Reproduce the entries in full and exactly. Pictures stay out.
◇ ◇ ◇ ◇
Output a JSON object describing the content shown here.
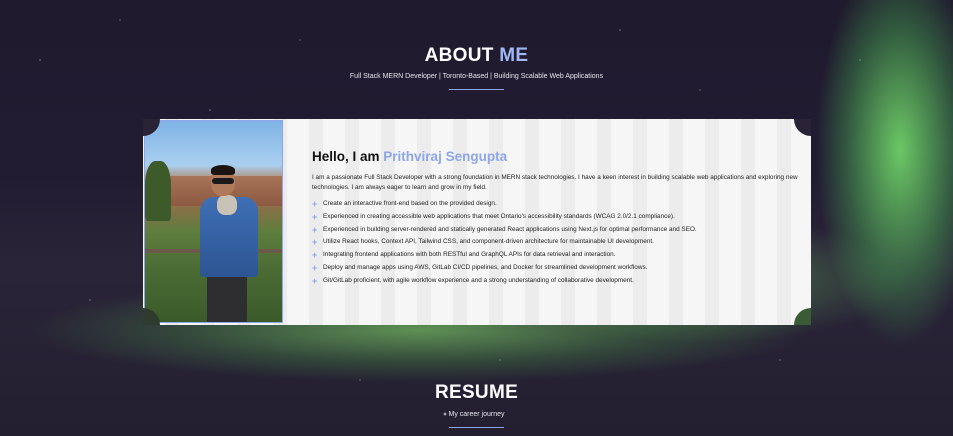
{
  "about": {
    "title_main": "ABOUT",
    "title_accent": "ME",
    "subtitle": "Full Stack MERN Developer | Toronto-Based | Building Scalable Web Applications"
  },
  "card": {
    "greeting": "Hello, I am",
    "name": "Prithviraj Sengupta",
    "intro": "I am a passionate Full Stack Developer with a strong foundation in MERN stack technologies. I have a keen interest in building scalable web applications and exploring new technologies. I am always eager to learn and grow in my field.",
    "bullet_icon": "plus-icon",
    "skills": [
      "Create an interactive front-end based on the provided design.",
      "Experienced in creating accessible web applications that meet Ontario's accessibility standards (WCAG 2.0/2.1 compliance).",
      "Experienced in building server-rendered and statically generated React applications using Next.js for optimal performance and SEO.",
      "Utilize React hooks, Context API, Tailwind CSS, and component-driven architecture for maintainable UI development.",
      "Integrating frontend applications with both RESTful and GraphQL APIs for data retrieval and interaction.",
      "Deploy and manage apps using AWS, GitLab CI/CD pipelines, and Docker for streamlined development workflows.",
      "Git/GitLab proficient, with agile workflow experience and a strong understanding of collaborative development."
    ]
  },
  "resume": {
    "title": "RESUME",
    "subtitle": "My career journey"
  },
  "colors": {
    "accent": "#8ea6e8",
    "card_bg": "#f6f6f6",
    "text": "#ffffff"
  }
}
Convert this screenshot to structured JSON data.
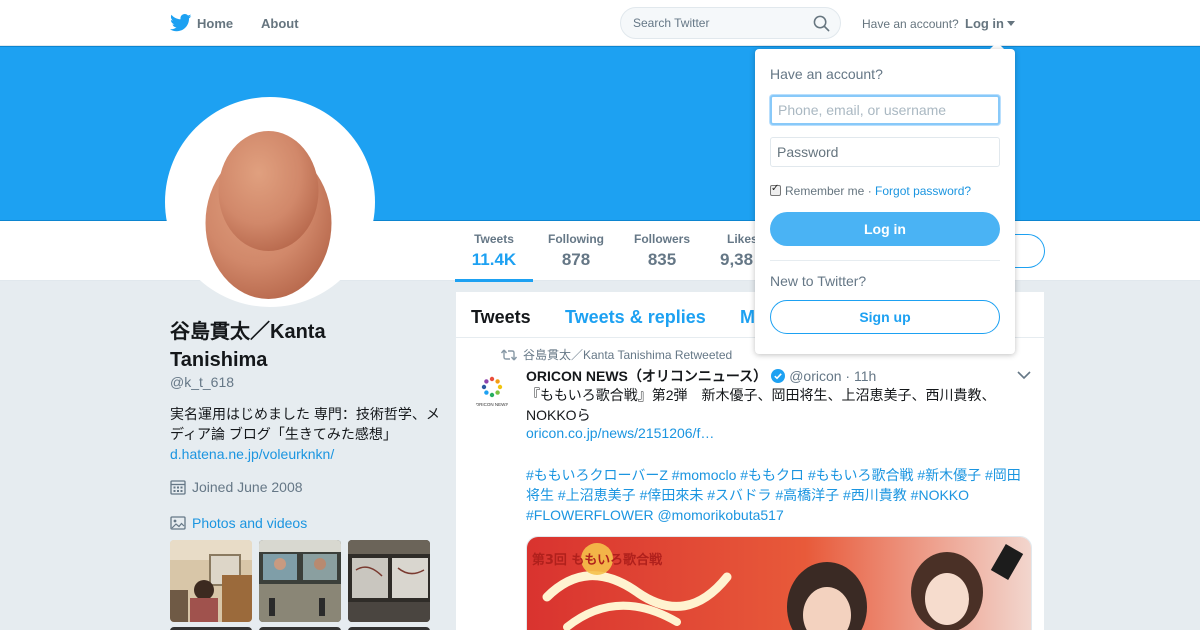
{
  "nav": {
    "home_label": "Home",
    "about_label": "About",
    "search_placeholder": "Search Twitter",
    "have_account": "Have an account?",
    "login_label": "Log in"
  },
  "colors": {
    "brand": "#1da1f2",
    "link": "#1b95e0",
    "banner": "#1da1f2",
    "background": "#e6ecf0"
  },
  "stats": [
    {
      "label": "Tweets",
      "value": "11.4K"
    },
    {
      "label": "Following",
      "value": "878"
    },
    {
      "label": "Followers",
      "value": "835"
    },
    {
      "label": "Likes",
      "value": "9,38"
    }
  ],
  "profile": {
    "name": "谷島貫太／Kanta Tanishima",
    "handle": "@k_t_618",
    "bio_text": "実名運用はじめました 専門：技術哲学、メディア論 ブログ「生きてみた感想」",
    "bio_link": "d.hatena.ne.jp/voleurknkn/",
    "joined": "Joined June 2008",
    "photos_label": "Photos and videos"
  },
  "timeline": {
    "tabs": [
      "Tweets",
      "Tweets & replies",
      "M"
    ],
    "tweet": {
      "retweet_context": "谷島貫太／Kanta Tanishima Retweeted",
      "author_name": "ORICON NEWS（オリコンニュース）",
      "author_handle": "@oricon",
      "time": "11h",
      "text": "『ももいろ歌合戦』第2弾　新木優子、岡田将生、上沼恵美子、西川貴教、NOKKOら",
      "url": "oricon.co.jp/news/2151206/f…",
      "hashtags": "#ももいろクローバーZ #momoclo #ももクロ #ももいろ歌合戦 #新木優子 #岡田将生 #上沼恵美子 #倖田來未 #スバドラ #高橋洋子 #西川貴教 #NOKKO #FLOWERFLOWER @momorikobuta517",
      "avatar_caption": "ORICON NEWS",
      "media_caption": "第3回 ももいろ歌合戦"
    }
  },
  "login_dropdown": {
    "title": "Have an account?",
    "username_placeholder": "Phone, email, or username",
    "password_placeholder": "Password",
    "remember_label": "Remember me",
    "separator": "·",
    "forgot_label": "Forgot password?",
    "login_button": "Log in",
    "new_to_twitter": "New to Twitter?",
    "signup_button": "Sign up"
  }
}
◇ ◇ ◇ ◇
Written solution:
Output a JSON object describing the content shown here.
{
  "about": {
    "title_main": "ABOUT",
    "title_accent": "ME",
    "subtitle": "Full Stack MERN Developer | Toronto-Based | Building Scalable Web Applications"
  },
  "card": {
    "greeting": "Hello, I am",
    "name": "Prithviraj Sengupta",
    "intro": "I am a passionate Full Stack Developer with a strong foundation in MERN stack technologies. I have a keen interest in building scalable web applications and exploring new technologies. I am always eager to learn and grow in my field.",
    "bullet_icon": "plus-icon",
    "skills": [
      "Create an interactive front-end based on the provided design.",
      "Experienced in creating accessible web applications that meet Ontario's accessibility standards (WCAG 2.0/2.1 compliance).",
      "Experienced in building server-rendered and statically generated React applications using Next.js for optimal performance and SEO.",
      "Utilize React hooks, Context API, Tailwind CSS, and component-driven architecture for maintainable UI development.",
      "Integrating frontend applications with both RESTful and GraphQL APIs for data retrieval and interaction.",
      "Deploy and manage apps using AWS, GitLab CI/CD pipelines, and Docker for streamlined development workflows.",
      "Git/GitLab proficient, with agile workflow experience and a strong understanding of collaborative development."
    ]
  },
  "resume": {
    "title": "RESUME",
    "subtitle": "My career journey"
  },
  "colors": {
    "accent": "#8ea6e8",
    "card_bg": "#f6f6f6",
    "text": "#ffffff"
  }
}
Convert this screenshot to structured JSON data.
{
  "nav": {
    "home_label": "Home",
    "about_label": "About",
    "search_placeholder": "Search Twitter",
    "have_account": "Have an account?",
    "login_label": "Log in"
  },
  "colors": {
    "brand": "#1da1f2",
    "link": "#1b95e0",
    "banner": "#1da1f2",
    "background": "#e6ecf0"
  },
  "stats": [
    {
      "label": "Tweets",
      "value": "11.4K"
    },
    {
      "label": "Following",
      "value": "878"
    },
    {
      "label": "Followers",
      "value": "835"
    },
    {
      "label": "Likes",
      "value": "9,38"
    }
  ],
  "profile": {
    "name": "谷島貫太／Kanta Tanishima",
    "handle": "@k_t_618",
    "bio_text": "実名運用はじめました 専門：技術哲学、メディア論 ブログ「生きてみた感想」",
    "bio_link": "d.hatena.ne.jp/voleurknkn/",
    "joined": "Joined June 2008",
    "photos_label": "Photos and videos"
  },
  "timeline": {
    "tabs": [
      "Tweets",
      "Tweets & replies",
      "M"
    ],
    "tweet": {
      "retweet_context": "谷島貫太／Kanta Tanishima Retweeted",
      "author_name": "ORICON NEWS（オリコンニュース）",
      "author_handle": "@oricon",
      "time": "11h",
      "text": "『ももいろ歌合戦』第2弾　新木優子、岡田将生、上沼恵美子、西川貴教、NOKKOら",
      "url": "oricon.co.jp/news/2151206/f…",
      "hashtags": "#ももいろクローバーZ #momoclo #ももクロ #ももいろ歌合戦 #新木優子 #岡田将生 #上沼恵美子 #倖田來未 #スバドラ #高橋洋子 #西川貴教 #NOKKO #FLOWERFLOWER @momorikobuta517",
      "avatar_caption": "ORICON NEWS",
      "media_caption": "第3回 ももいろ歌合戦"
    }
  },
  "login_dropdown": {
    "title": "Have an account?",
    "username_placeholder": "Phone, email, or username",
    "password_placeholder": "Password",
    "remember_label": "Remember me",
    "separator": "·",
    "forgot_label": "Forgot password?",
    "login_button": "Log in",
    "new_to_twitter": "New to Twitter?",
    "signup_button": "Sign up"
  }
}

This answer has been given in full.